OL - Originally, the Romans did not have a letter “O” for fear of confusing it with their letter “Q”, which I’m sure you’ll admit was the right choice, as “Q” is a way cooler looking letter, though hard to form in cursive (especially in stone). So this first letter is in fact the result of a lazy French translation of the symbol for a circle. The Romans frequently used the circle symbol to draw around their military units in formation on maps to represent a wooden barbican/fort, no matter what the actual shape. Later on, when generals drew the location of their desired fort they would draw the circle and say, “Everything goes in here.” The circle eventually became a short hand symbol for “encompassing everything”. The letter “L”, not to be confused with the number “L”, when written by itself meant simply ”Latin”. So the circle-”L” meant of course “all Latin”. Fortunately, the concept of zero (0) would not be introduced to Italy for a few years, so the combination of something looking like a “zero” and a “fifty” was never in question. Romans being Romans, and quite full of themselves, saw the world as theirs - all theirs - ”all Latin” so the ”OL” also came to mean “all” and that is why we pronounce it that way to this day.
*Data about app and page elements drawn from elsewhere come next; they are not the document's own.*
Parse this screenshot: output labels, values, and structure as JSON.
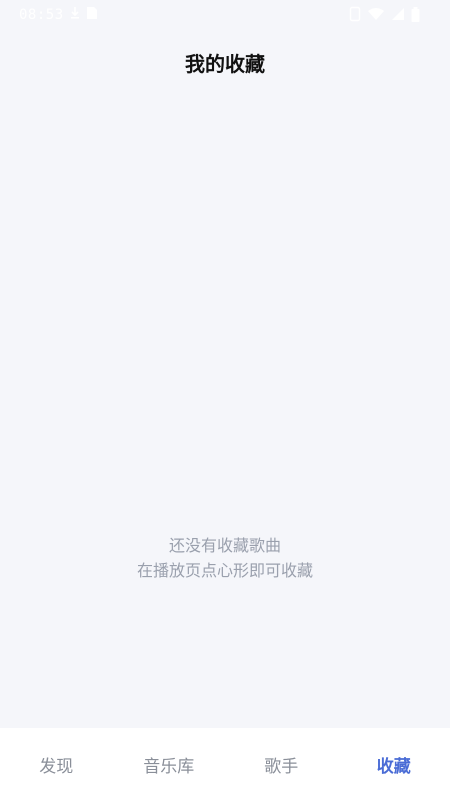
{
  "status_bar": {
    "time": "08:53",
    "icons": [
      "download-icon",
      "sim-card-icon",
      "phone-icon",
      "wifi-icon",
      "cellular-signal-icon",
      "battery-icon"
    ]
  },
  "header": {
    "title": "我的收藏"
  },
  "empty_state": {
    "line1": "还没有收藏歌曲",
    "line2": "在播放页点心形即可收藏"
  },
  "tab_bar": {
    "tabs": [
      {
        "label": "发现",
        "active": false
      },
      {
        "label": "音乐库",
        "active": false
      },
      {
        "label": "歌手",
        "active": false
      },
      {
        "label": "收藏",
        "active": true
      }
    ],
    "active_color": "#4a6cd6",
    "inactive_color": "#8a8f99"
  },
  "colors": {
    "background": "#f5f6fa",
    "tab_bar_background": "#ffffff"
  }
}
To them (the Romans) it also meant “all languages”.
OGY – Again, we are met with another “all-encompassing” circle symbol. Some scholars argue that this symbol is meant only to emphasize the preceding “L” for Latin, but a quick study of the Roman numbering system reveals that the Romans generally had more sense than to modify a previous letter, knowing how confusing that could all be. The following “G” is a mark that the Government officially endorsed the word and was a sort of guaranty by the state that the word was important and followed certain linguistic rules (to date, despite extensive excavations, the complete rules have never been unearthed). So what we end up with is something akin to ”the whole Government approves of this word”, followed by the non-committal “Y”, which was added at the insistence of half the Senate to provide for some legal wiggle room.
So now that we have successfully broken this marvelous word into its root components and explored their rich meanings I know you will feel much more at ease slipping “etymology” into your every-day general conversation without the fear that someone might giggle or spew milk out their nose.
Please feel free to leave your stories of language conquest in the name of etymology. If you’d like to leave a suggestion - a word that’s stumped you - for your humble scholar to address in a future post, please do so! :)